__Records contained in a dataset__:
>>>>

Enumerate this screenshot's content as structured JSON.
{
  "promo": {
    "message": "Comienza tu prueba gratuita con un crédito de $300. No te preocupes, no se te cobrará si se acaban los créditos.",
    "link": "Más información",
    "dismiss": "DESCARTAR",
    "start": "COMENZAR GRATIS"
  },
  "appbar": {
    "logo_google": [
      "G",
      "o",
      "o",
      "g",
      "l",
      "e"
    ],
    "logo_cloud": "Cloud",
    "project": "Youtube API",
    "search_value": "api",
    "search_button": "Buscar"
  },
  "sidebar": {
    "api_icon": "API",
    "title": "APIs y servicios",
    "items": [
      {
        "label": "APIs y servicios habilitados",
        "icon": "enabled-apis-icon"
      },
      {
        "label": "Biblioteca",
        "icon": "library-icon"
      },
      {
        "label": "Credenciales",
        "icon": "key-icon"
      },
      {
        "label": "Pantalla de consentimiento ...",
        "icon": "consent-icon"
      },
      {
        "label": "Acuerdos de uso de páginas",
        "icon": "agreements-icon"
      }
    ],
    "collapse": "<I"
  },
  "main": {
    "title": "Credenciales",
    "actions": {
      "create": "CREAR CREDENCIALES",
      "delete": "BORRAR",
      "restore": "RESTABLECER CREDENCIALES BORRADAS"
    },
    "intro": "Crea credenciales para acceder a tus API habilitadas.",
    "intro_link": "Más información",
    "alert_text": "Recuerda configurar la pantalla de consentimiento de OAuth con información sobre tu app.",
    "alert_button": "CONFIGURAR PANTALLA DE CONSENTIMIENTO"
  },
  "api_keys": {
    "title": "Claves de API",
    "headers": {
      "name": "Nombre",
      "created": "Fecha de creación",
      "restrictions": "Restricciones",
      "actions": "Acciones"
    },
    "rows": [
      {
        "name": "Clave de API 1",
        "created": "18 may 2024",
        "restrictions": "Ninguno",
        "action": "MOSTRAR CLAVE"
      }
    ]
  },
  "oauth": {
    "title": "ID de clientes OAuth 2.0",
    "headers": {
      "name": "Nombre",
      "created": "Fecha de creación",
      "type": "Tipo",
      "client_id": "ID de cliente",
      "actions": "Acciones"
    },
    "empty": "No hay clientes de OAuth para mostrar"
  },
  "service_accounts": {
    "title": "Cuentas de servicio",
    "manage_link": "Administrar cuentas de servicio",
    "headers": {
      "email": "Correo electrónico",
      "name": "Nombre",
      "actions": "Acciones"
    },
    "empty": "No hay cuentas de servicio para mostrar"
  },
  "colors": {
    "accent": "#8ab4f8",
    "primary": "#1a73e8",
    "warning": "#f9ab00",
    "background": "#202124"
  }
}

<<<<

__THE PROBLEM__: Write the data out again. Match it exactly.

__SOLVED EXERCISE__:
Enumerate this screenshot's content as structured JSON.
{
  "promo": {
    "message": "Comienza tu prueba gratuita con un crédito de $300. No te preocupes, no se te cobrará si se acaban los créditos.",
    "link": "Más información",
    "dismiss": "DESCARTAR",
    "start": "COMENZAR GRATIS"
  },
  "appbar": {
    "logo_google": [
      "G",
      "o",
      "o",
      "g",
      "l",
      "e"
    ],
    "logo_cloud": "Cloud",
    "project": "Youtube API",
    "search_value": "api",
    "search_button": "Buscar"
  },
  "sidebar": {
    "api_icon": "API",
    "title": "APIs y servicios",
    "items": [
      {
        "label": "APIs y servicios habilitados",
        "icon": "enabled-apis-icon"
      },
      {
        "label": "Biblioteca",
        "icon": "library-icon"
      },
      {
        "label": "Credenciales",
        "icon": "key-icon"
      },
      {
        "label": "Pantalla de consentimiento ...",
        "icon": "consent-icon"
      },
      {
        "label": "Acuerdos de uso de páginas",
        "icon": "agreements-icon"
      }
    ],
    "collapse": "<I"
  },
  "main": {
    "title": "Credenciales",
    "actions": {
      "create": "CREAR CREDENCIALES",
      "delete": "BORRAR",
      "restore": "RESTABLECER CREDENCIALES BORRADAS"
    },
    "intro": "Crea credenciales para acceder a tus API habilitadas.",
    "intro_link": "Más información",
    "alert_text": "Recuerda configurar la pantalla de consentimiento de OAuth con información sobre tu app.",
    "alert_button": "CONFIGURAR PANTALLA DE CONSENTIMIENTO"
  },
  "api_keys": {
    "title": "Claves de API",
    "headers": {
      "name": "Nombre",
      "created": "Fecha de creación",
      "restrictions": "Restricciones",
      "actions": "Acciones"
    },
    "rows": [
      {
        "name": "Clave de API 1",
        "created": "18 may 2024",
        "restrictions": "Ninguno",
        "action": "MOSTRAR CLAVE"
      }
    ]
  },
  "oauth": {
    "title": "ID de clientes OAuth 2.0",
    "headers": {
      "name": "Nombre",
      "created": "Fecha de creación",
      "type": "Tipo",
      "client_id": "ID de cliente",
      "actions": "Acciones"
    },
    "empty": "No hay clientes de OAuth para mostrar"
  },
  "service_accounts": {
    "title": "Cuentas de servicio",
    "manage_link": "Administrar cuentas de servicio",
    "headers": {
      "email": "Correo electrónico",
      "name": "Nombre",
      "actions": "Acciones"
    },
    "empty": "No hay cuentas de servicio para mostrar"
  },
  "colors": {
    "accent": "#8ab4f8",
    "primary": "#1a73e8",
    "warning": "#f9ab00",
    "background": "#202124"
  }
}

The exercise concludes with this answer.